During the last week of Christ’s life, the Pharisees, Sadducees, Scribes, and Elders of the church sought to find ways to make Christ fail, to trick him. Their futile attempts gave us some awesome answers from Christ. I love that He countered their questions by asking them a question. I have experienced many, many people seeking to tear me away from my faith and beliefs. Using Christ’s example to question their questions, I can weed out those who really want to know from the others who only seek to tear down my testimony.
The other thing from these verbal attacks we learn are some really great parables. One that I have thought a lot about is the parable of the two sons. I’ll paraphrase (but you can click the link to read the actual reference). The lord of the vineyard went to his first son and asked him to go and work in the vineyard. The son said no, but later repented and went and worked. The lord went to the second son and asked him to work in the vineyard. The son said yes, but did not go. Christ asks who was right: the first son.
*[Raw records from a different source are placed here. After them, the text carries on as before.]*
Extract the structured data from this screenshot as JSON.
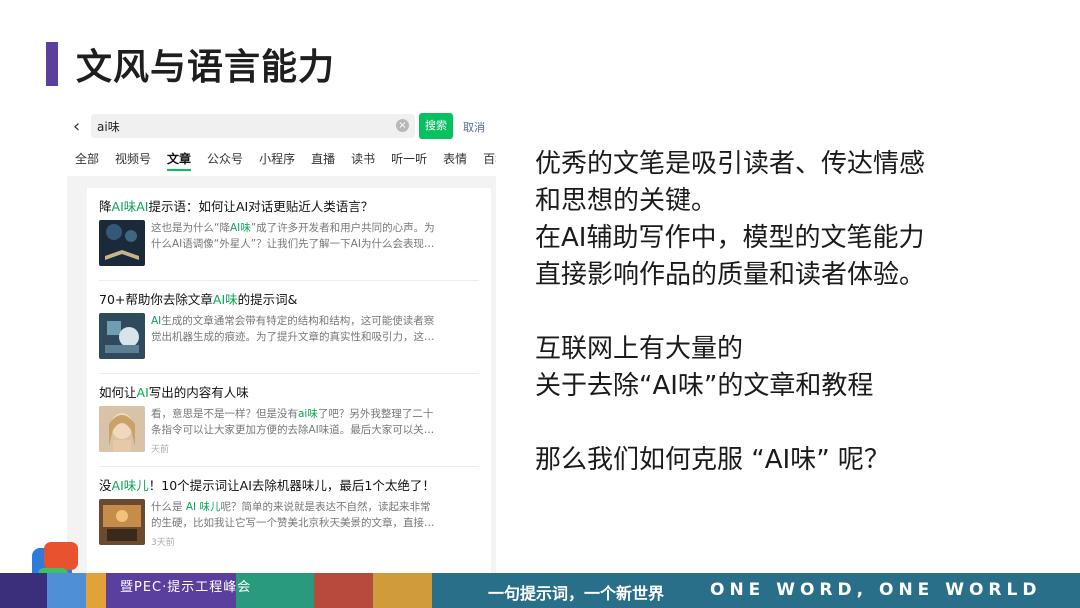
{
  "slide": {
    "title": "文风与语言能力",
    "accent_color": "#5b3f9c"
  },
  "app": {
    "search": {
      "value": "ai味",
      "button": "搜索",
      "cancel": "取消"
    },
    "tabs": [
      "全部",
      "视频号",
      "文章",
      "公众号",
      "小程序",
      "直播",
      "读书",
      "听一听",
      "表情",
      "百科"
    ],
    "active_tab": "文章",
    "results": [
      {
        "title_parts": [
          "降",
          "AI味AI",
          "提示语：如何让AI对话更贴近人类语言？"
        ],
        "snippet_l1_parts": [
          "这也是为什么“降",
          "AI味",
          "”成了许多开发者和用户共同的心声。为"
        ],
        "snippet_l2": "什么AI语调像“外星人”？让我们先了解一下AI为什么会表现…"
      },
      {
        "title_parts": [
          "70+帮助你去除文章",
          "AI味",
          "的提示词&"
        ],
        "snippet_l1_parts": [
          "",
          "AI",
          "生成的文章通常会带有特定的结构和结构，这可能使读者察"
        ],
        "snippet_l2": "觉出机器生成的痕迹。为了提升文章的真实性和吸引力，这…"
      },
      {
        "title_parts": [
          "如何让",
          "AI",
          "写出的内容有人味"
        ],
        "snippet_l1_parts": [
          "看，意思是不是一样？但是没有",
          "ai味",
          "了吧？另外我整理了二十"
        ],
        "snippet_l2": "条指令可以让大家更加方便的去除AI味道。最后大家可以关…",
        "meta": "天前"
      },
      {
        "title_parts": [
          "没",
          "AI味儿",
          "！10个提示词让AI去除机器味儿，最后1个太绝了！"
        ],
        "snippet_l1_parts": [
          "什么是 ",
          "AI 味儿",
          "呢？简单的来说就是表达不自然，读起来非常"
        ],
        "snippet_l2": "的生硬，比如我让它写一个赞美北京秋天美景的文章，直接…",
        "meta": "3天前"
      }
    ]
  },
  "body_text": {
    "p1": [
      "优秀的文笔是吸引读者、传达情感",
      "和思想的关键。",
      "在AI辅助写作中，模型的文笔能力",
      "直接影响作品的质量和读者体验。"
    ],
    "p2": [
      "互联网上有大量的",
      "关于去除“AI味”的文章和教程"
    ],
    "p3": [
      "那么我们如何克服 “AI味” 呢？"
    ]
  },
  "footer": {
    "left": "暨PEC·提示工程峰会",
    "middle": "一句提示词，一个新世界",
    "right": "ONE WORD, ONE WORLD"
  }
}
The first son may have said no, but his actions reflected his father’s will. The second son may have said yes, but his actions had no hint of the father. Sometimes we as Christians are like this. We say we are Christian, we sing it loud and proud. We show it in our profile pictures, our bumper stickers, our jewelry, our tattoos, our whatevers. But how do we speak it in our actions?
I recently read this humorous story of a hard core follower of a certain politician. She took to twitter to show her dedication to this politician. She tweeted attacks at any person who spoke ill of her political hero. She even began to attack this twitter account because the name reflected something her politician was against. After a week of assaults, the account owners told her that they were actually the account belonging to a magazine and not who she was intending to attack. After I had my chuckle at the silliness of it all, I realized that the woman’s profile picture was the cross. She was in one instance proclaiming herself as a Christian and in the other attacking others with profanity and vulgarity.
I had my Judgey McJudgerson moment and then realized, don’t I do this? How often do I try to share my love of my Faith then a second later turn from it? Haven’t I tried to read the scriptures, and then when interrupted by my family yell that I am trying to study the scriptures? Yeah, I am being the second son.
It’s easy to be the second son. It’s easy to verbally say “I’m a disciple of Christ” then go and dance with the devil. I don’t want to create a shopping list of what a disciple does and doesn’t do, that isn’t the point. The point is we need to act as disciples more than say we are disciples.
During this time, We’re seeing it harder and harder to be Christian. All over the news and college campuses, people attack Christians for their beliefs. It’s hard not to shut them down. It’s hard not to rally the troops and destroy them, but that’s not what Christ would do. Those actions only fuel their fire. How much harder would it be for them to find fault with us if we serve them? What wrong could they proclaim if we treated them with love and kindness? What hatred could they confess if we showed them the true love of Christ, charity? Sure, they can continue to hate us and speak against us. That is their choice, but at least we’re not giving them reason to.
In this same section of the scriptures, Jesus does the only destructive act (that I saw) of his ministry: He destroyed the fig tree. The fig tree had all the signs of fruit, but yet there were none. The tree was a symbol of hypocrisy, and Christ destroyed it. We need to be true Christians, in not just word, but in deed. We must not be the fig tree.
I am a Christian. I am imperfect, but I strive to reflect the Savior more and more every day.
How do you show your Faith?